> **Problem requirements**: Please give the entries again in full and exactly, without any picture.

——————

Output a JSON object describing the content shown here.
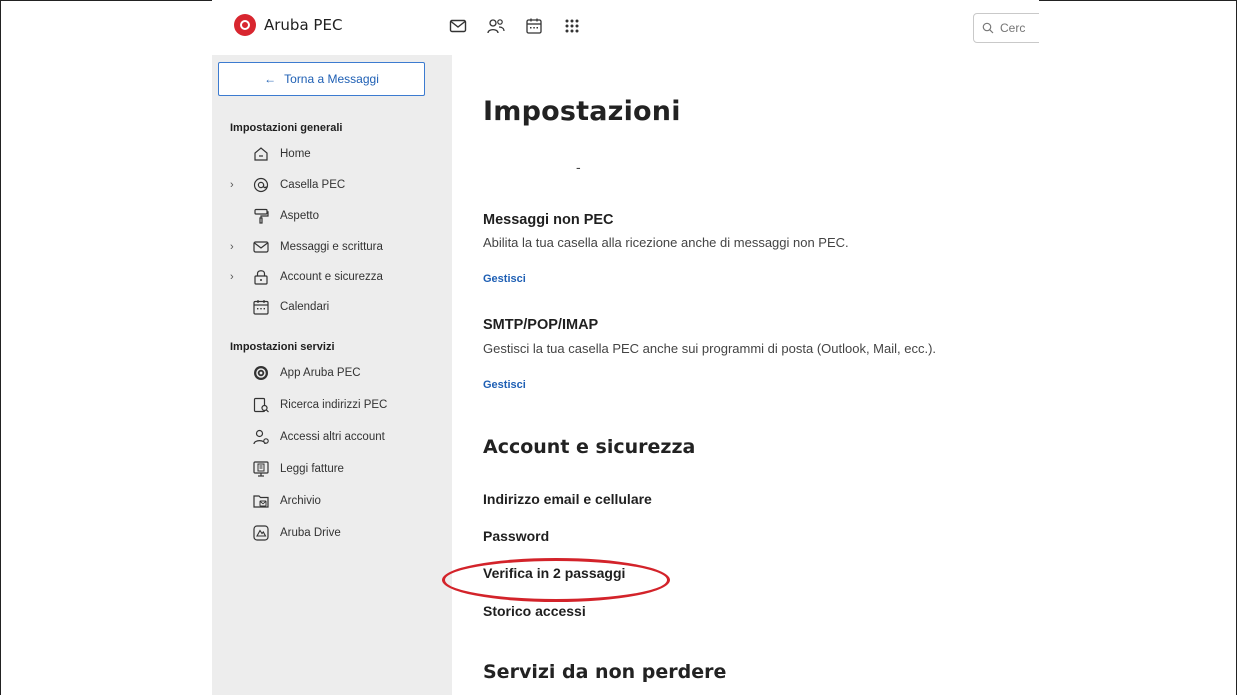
{
  "app": {
    "name": "Aruba PEC"
  },
  "search": {
    "placeholder": "Cerc"
  },
  "top_icons": [
    "mail-icon",
    "contacts-icon",
    "calendar-icon",
    "apps-grid-icon"
  ],
  "sidebar": {
    "back_label": "Torna a Messaggi",
    "general_heading": "Impostazioni generali",
    "general_items": [
      {
        "label": "Home",
        "icon": "home-icon",
        "expandable": false
      },
      {
        "label": "Casella PEC",
        "icon": "at-icon",
        "expandable": true
      },
      {
        "label": "Aspetto",
        "icon": "paint-roller-icon",
        "expandable": false
      },
      {
        "label": "Messaggi e scrittura",
        "icon": "mail-icon",
        "expandable": true
      },
      {
        "label": "Account e sicurezza",
        "icon": "lock-icon",
        "expandable": true
      },
      {
        "label": "Calendari",
        "icon": "calendar-icon",
        "expandable": false
      }
    ],
    "services_heading": "Impostazioni servizi",
    "service_items": [
      {
        "label": "App Aruba PEC",
        "icon": "aruba-app-icon"
      },
      {
        "label": "Ricerca indirizzi PEC",
        "icon": "address-search-icon"
      },
      {
        "label": "Accessi altri account",
        "icon": "users-icon"
      },
      {
        "label": "Leggi fatture",
        "icon": "invoice-icon"
      },
      {
        "label": "Archivio",
        "icon": "archive-icon"
      },
      {
        "label": "Aruba Drive",
        "icon": "drive-icon"
      }
    ]
  },
  "main": {
    "title": "Impostazioni",
    "dot": "-",
    "sections": {
      "non_pec": {
        "title": "Messaggi non PEC",
        "desc": "Abilita la tua casella alla ricezione anche di messaggi non PEC.",
        "link": "Gestisci"
      },
      "smtp": {
        "title": "SMTP/POP/IMAP",
        "desc": "Gestisci la tua casella PEC anche sui programmi di posta (Outlook, Mail, ecc.).",
        "link": "Gestisci"
      }
    },
    "account_heading": "Account e sicurezza",
    "account_items": [
      "Indirizzo email e cellulare",
      "Password",
      "Verifica in 2 passaggi",
      "Storico accessi"
    ],
    "services_heading": "Servizi da non perdere"
  },
  "colors": {
    "accent": "#1e5fb4",
    "highlight": "#d3232a",
    "sidebar_bg": "#ededed",
    "brand_red": "#d8262f"
  }
}
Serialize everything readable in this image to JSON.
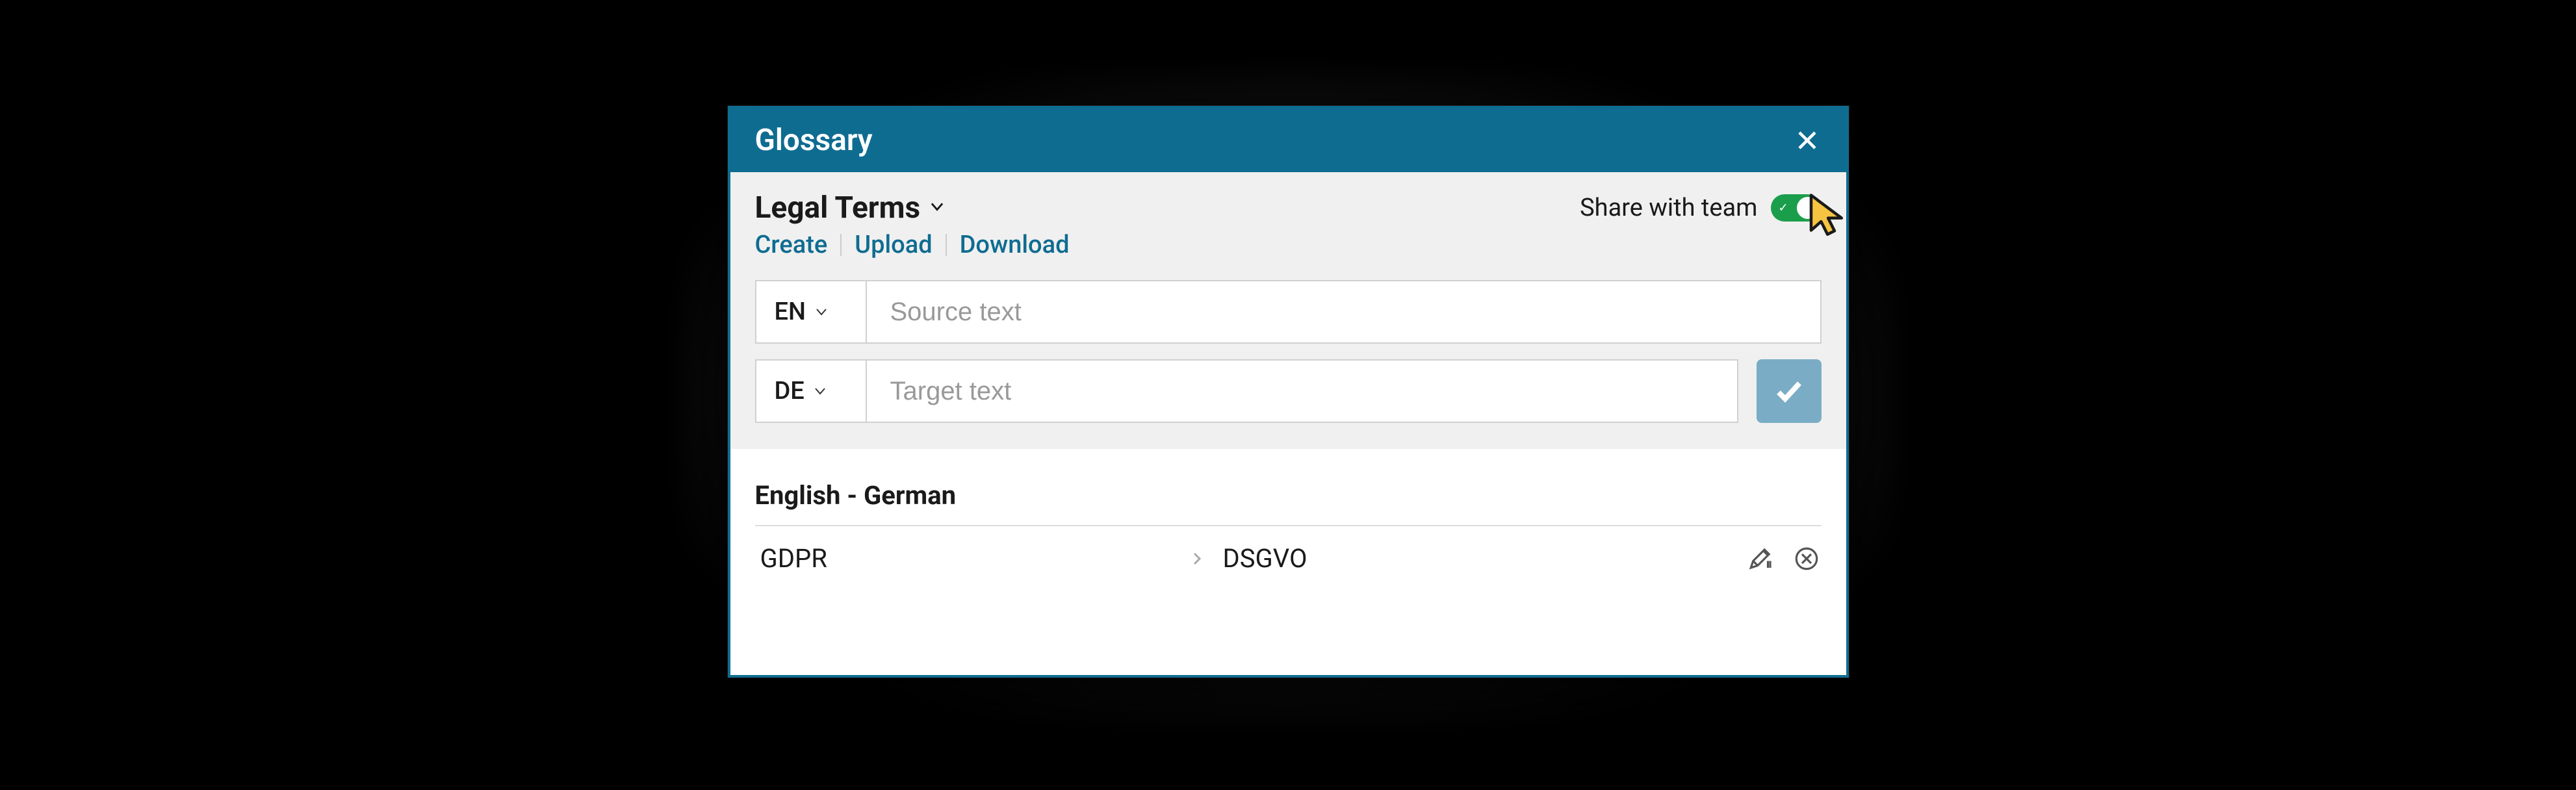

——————

> **Response to the exercise**:
Output a JSON object describing the content shown here.
{
  "app": {
    "name": "Aruba PEC"
  },
  "search": {
    "placeholder": "Cerc"
  },
  "top_icons": [
    "mail-icon",
    "contacts-icon",
    "calendar-icon",
    "apps-grid-icon"
  ],
  "sidebar": {
    "back_label": "Torna a Messaggi",
    "general_heading": "Impostazioni generali",
    "general_items": [
      {
        "label": "Home",
        "icon": "home-icon",
        "expandable": false
      },
      {
        "label": "Casella PEC",
        "icon": "at-icon",
        "expandable": true
      },
      {
        "label": "Aspetto",
        "icon": "paint-roller-icon",
        "expandable": false
      },
      {
        "label": "Messaggi e scrittura",
        "icon": "mail-icon",
        "expandable": true
      },
      {
        "label": "Account e sicurezza",
        "icon": "lock-icon",
        "expandable": true
      },
      {
        "label": "Calendari",
        "icon": "calendar-icon",
        "expandable": false
      }
    ],
    "services_heading": "Impostazioni servizi",
    "service_items": [
      {
        "label": "App Aruba PEC",
        "icon": "aruba-app-icon"
      },
      {
        "label": "Ricerca indirizzi PEC",
        "icon": "address-search-icon"
      },
      {
        "label": "Accessi altri account",
        "icon": "users-icon"
      },
      {
        "label": "Leggi fatture",
        "icon": "invoice-icon"
      },
      {
        "label": "Archivio",
        "icon": "archive-icon"
      },
      {
        "label": "Aruba Drive",
        "icon": "drive-icon"
      }
    ]
  },
  "main": {
    "title": "Impostazioni",
    "dot": "-",
    "sections": {
      "non_pec": {
        "title": "Messaggi non PEC",
        "desc": "Abilita la tua casella alla ricezione anche di messaggi non PEC.",
        "link": "Gestisci"
      },
      "smtp": {
        "title": "SMTP/POP/IMAP",
        "desc": "Gestisci la tua casella PEC anche sui programmi di posta (Outlook, Mail, ecc.).",
        "link": "Gestisci"
      }
    },
    "account_heading": "Account e sicurezza",
    "account_items": [
      "Indirizzo email e cellulare",
      "Password",
      "Verifica in 2 passaggi",
      "Storico accessi"
    ],
    "services_heading": "Servizi da non perdere"
  },
  "colors": {
    "accent": "#1e5fb4",
    "highlight": "#d3232a",
    "sidebar_bg": "#ededed",
    "brand_red": "#d8262f"
  }
}
Serialize everything readable in this image to JSON.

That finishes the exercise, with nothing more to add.